Microaggressions and the
Lesbian, Gay, Bisexual, and Transgender Community
Kevin L. Nadal
American Psychological Association, 2013
By Jami Jones
“Faggot!” “What a lez-bo!” “That’s so gay!” These words are bandied about so frequently in school hallways and on social media and television, it is easy to become immune to their affects — especially on people who are lesbian, gay, bisexual and transgender (LGBT). Kevin L. Nadal’s book “That’s So Gay!” shows through personal experiences, vignettes and first-person accounts how these sometimes overt, but oftentimes subtle victimizations that occur too frequently go unchallenged. For instance, even after one gay teen opened up to his friend about being gay, he remembers times “we were talking about other people and he would describe them as like ‘faggot,’ and it would get to me.” In another instance, dodgeball, a favorite elementary school game, was renamed “smear the queer.”
Nadal received his doctorate in counseling psychology from Columbia University’s Teachers College. His mentor, Derald Wing Sue, who wrote “Microaggressions in Everyday Life: Race, Gender and Sexual Orientation” (2010), is credited with reintroducing and extending the 1970s concept of racial microaggressions, which are slights, put downs, and insults to members of marginalized groups.

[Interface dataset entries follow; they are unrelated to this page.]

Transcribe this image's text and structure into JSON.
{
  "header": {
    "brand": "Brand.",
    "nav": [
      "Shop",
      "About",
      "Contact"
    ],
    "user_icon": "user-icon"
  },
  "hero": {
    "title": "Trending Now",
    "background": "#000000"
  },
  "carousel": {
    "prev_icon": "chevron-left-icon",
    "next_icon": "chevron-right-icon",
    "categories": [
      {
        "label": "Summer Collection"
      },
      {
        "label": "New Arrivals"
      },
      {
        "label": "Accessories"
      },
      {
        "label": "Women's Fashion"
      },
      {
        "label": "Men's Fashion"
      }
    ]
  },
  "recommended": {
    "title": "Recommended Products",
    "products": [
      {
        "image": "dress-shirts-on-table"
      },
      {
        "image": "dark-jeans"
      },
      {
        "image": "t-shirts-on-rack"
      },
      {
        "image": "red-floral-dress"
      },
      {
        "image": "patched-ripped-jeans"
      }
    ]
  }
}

Sue, along with Nadal and other doctoral students, developed a theoretical taxonomy that highlighted the different types of microaggressions, such as ethnicity-specific assumption of criminality whereby people of color who are shopping are scrutinized and followed by store security. Nadal moves the microaggressions discussion to the LGBT community.
In this informative book, Nadal applies the conceptual and empirical framework of microaggression research to the LGBT population. “That’s So Gay!” should be required reading for classroom teachers, guidance counselors, social workers, nurses, doctors and parents—anyone who is concerned about the well-being of LGBT youth or seeks a greater understanding of the history, literature and research pertaining to this population.

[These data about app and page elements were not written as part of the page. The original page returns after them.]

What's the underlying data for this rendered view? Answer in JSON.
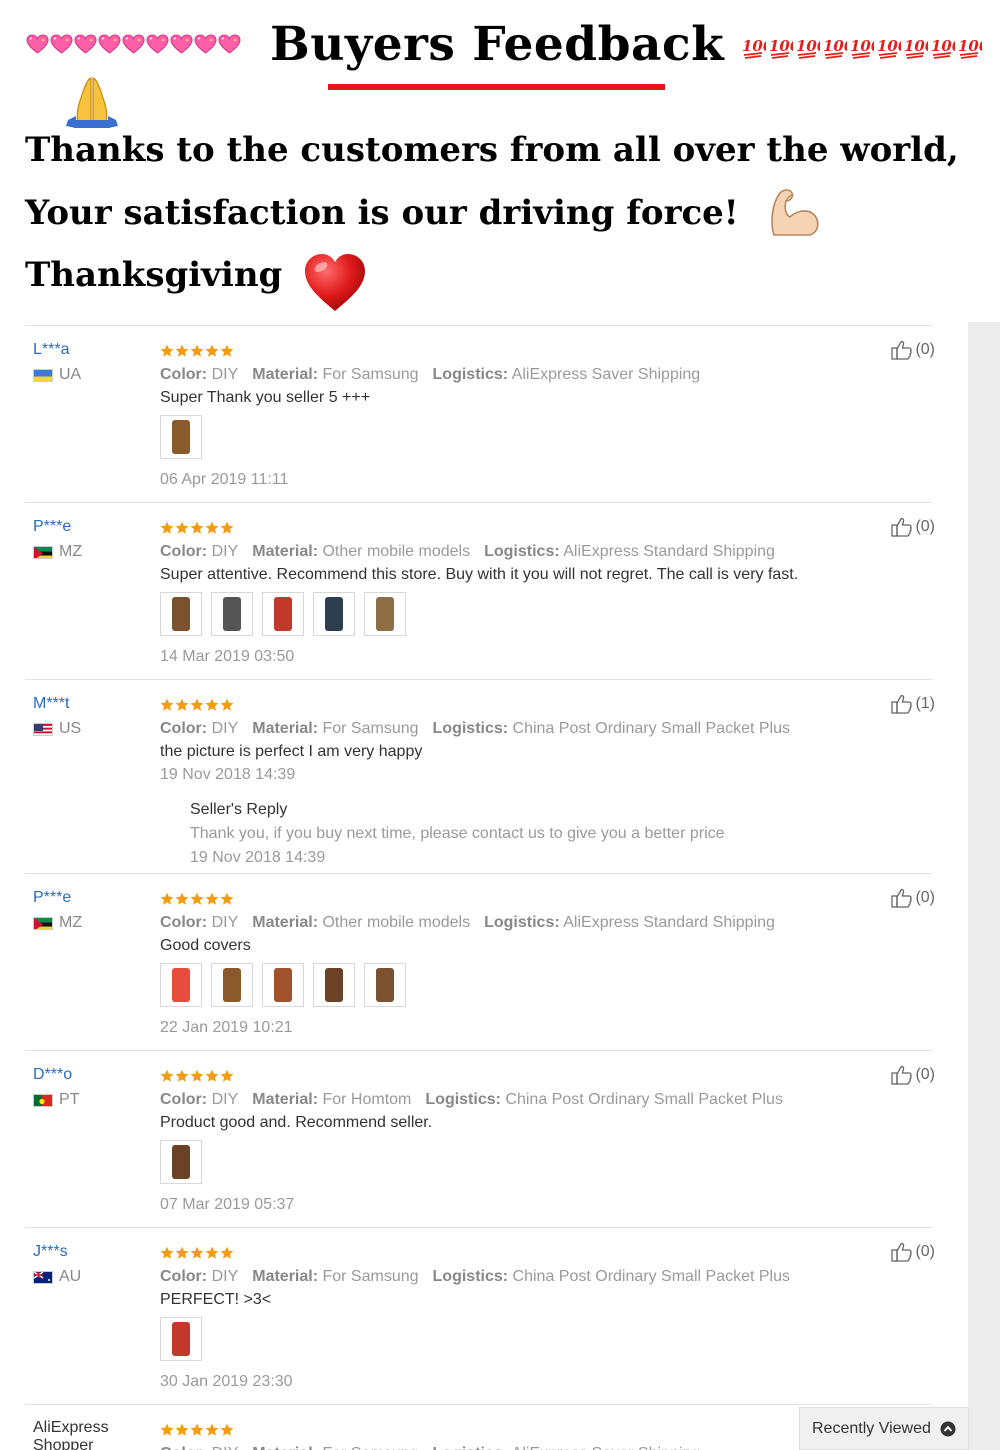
{
  "header": {
    "title": "Buyers Feedback",
    "line1": "Thanks to the customers from all over the world,",
    "line2": "Your satisfaction is our driving force!",
    "line3": "Thanksgiving",
    "decor_hearts_count": 9,
    "decor_hundred_count": 9,
    "icons": [
      "sparkling-heart-icon",
      "hundred-points-icon",
      "praying-hands-icon",
      "flexed-biceps-icon",
      "red-heart-icon"
    ]
  },
  "labels": {
    "color": "Color:",
    "material": "Material:",
    "logistics": "Logistics:",
    "seller_reply": "Seller's Reply"
  },
  "reviews": [
    {
      "user": "L***a",
      "country": "UA",
      "stars": 5,
      "color": "DIY",
      "material": "For Samsung",
      "logistics": "AliExpress Saver Shipping",
      "comment": "Super Thank you seller 5 +++",
      "photos": 1,
      "date": "06 Apr 2019 11:11",
      "likes": "(0)"
    },
    {
      "user": "P***e",
      "country": "MZ",
      "stars": 5,
      "color": "DIY",
      "material": "Other mobile models",
      "logistics": "AliExpress Standard Shipping",
      "comment": "Super attentive. Recommend this store. Buy with it you will not regret. The call is very fast.",
      "photos": 5,
      "date": "14 Mar 2019 03:50",
      "likes": "(0)"
    },
    {
      "user": "M***t",
      "country": "US",
      "stars": 5,
      "color": "DIY",
      "material": "For Samsung",
      "logistics": "China Post Ordinary Small Packet Plus",
      "comment": "the picture is perfect I am very happy",
      "photos": 0,
      "date": "19 Nov 2018 14:39",
      "likes": "(1)",
      "reply": {
        "text": "Thank you, if you buy next time, please contact us to give you a better price",
        "date": "19 Nov 2018 14:39"
      }
    },
    {
      "user": "P***e",
      "country": "MZ",
      "stars": 5,
      "color": "DIY",
      "material": "Other mobile models",
      "logistics": "AliExpress Standard Shipping",
      "comment": "Good covers",
      "photos": 5,
      "date": "22 Jan 2019 10:21",
      "likes": "(0)"
    },
    {
      "user": "D***o",
      "country": "PT",
      "stars": 5,
      "color": "DIY",
      "material": "For Homtom",
      "logistics": "China Post Ordinary Small Packet Plus",
      "comment": "Product good and. Recommend seller.",
      "photos": 1,
      "date": "07 Mar 2019 05:37",
      "likes": "(0)"
    },
    {
      "user": "J***s",
      "country": "AU",
      "stars": 5,
      "color": "DIY",
      "material": "For Samsung",
      "logistics": "China Post Ordinary Small Packet Plus",
      "comment": "PERFECT! >3<",
      "photos": 1,
      "date": "30 Jan 2019 23:30",
      "likes": "(0)"
    },
    {
      "user": "AliExpress Shopper",
      "country": "",
      "stars": 5,
      "color": "DIY",
      "material": "For Samsung",
      "logistics": "AliExpress Saver Shipping",
      "comment": "",
      "photos": 0,
      "date": "",
      "likes": ""
    }
  ],
  "recently_viewed": "Recently Viewed",
  "colors": {
    "username": "#2a6bc0",
    "star": "#f39c12",
    "title_underline": "#e8121a"
  }
}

Likewise, it is a purposeful text that nudges the reader to examine his or her worldview, which is defined in the book as “the collection of beliefs and perspectives from which one sees and interprets the world, based on one’s cultural identifies and life experiences.” Lacking this examination, moral folks who don’t mean harm may say things and act in ways that could be classified as microaggressions. For example, Nadal describes the experience of one transgender individual who was verbally assaulted on the street. A close friend told her to try to forget the event and not feel so badly. Although the friend intended to be helpful, her comment is a microaggression that “invalidates the transgender person, who simply wants a friend to comfort her and to authenticate that she has a right to feel the way she does.”

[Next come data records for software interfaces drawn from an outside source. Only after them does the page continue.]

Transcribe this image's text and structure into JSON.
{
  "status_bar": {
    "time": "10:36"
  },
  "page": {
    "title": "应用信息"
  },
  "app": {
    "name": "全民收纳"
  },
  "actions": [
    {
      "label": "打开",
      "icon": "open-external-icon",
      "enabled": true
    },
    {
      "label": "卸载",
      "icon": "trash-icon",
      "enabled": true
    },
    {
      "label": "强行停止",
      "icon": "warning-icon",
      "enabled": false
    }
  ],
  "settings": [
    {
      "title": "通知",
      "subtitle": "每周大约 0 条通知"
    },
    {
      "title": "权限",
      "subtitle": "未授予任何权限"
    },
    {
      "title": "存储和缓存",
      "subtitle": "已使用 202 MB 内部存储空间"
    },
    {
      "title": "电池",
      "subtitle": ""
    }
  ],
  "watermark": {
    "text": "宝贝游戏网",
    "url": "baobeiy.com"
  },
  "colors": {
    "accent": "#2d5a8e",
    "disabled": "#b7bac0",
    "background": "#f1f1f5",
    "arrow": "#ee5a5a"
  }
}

“That’s so Gay!” has three audiences. It is written for members of the LGBT community to understand and respond to microaggressions. It is written for people who are not LGBT to understand the language and culture of that community. This book is written for anyone who wants to ensure that what they say or how they act not be interpreted a microaggression.
The book is organized into seven chapters, each containing a glossary of key terms and discussion questions for general readers as well as for psychologists, educators and other experts. In chapter six, Nadal presents three lengthy vignettes and suggests ways to negotiate specific microaggressions. In chapter seven, he responds to his question “What can you do?” by making specific recommendations for families, schools, workplaces, neighborhoods, communities and government. He concludes the book with a personal message to the LGBT community.
“That’s So Gay!” provides insight into a community that may be challenging for nonmembers to understand and is worthy of a prominent place on desks and in reading nooks.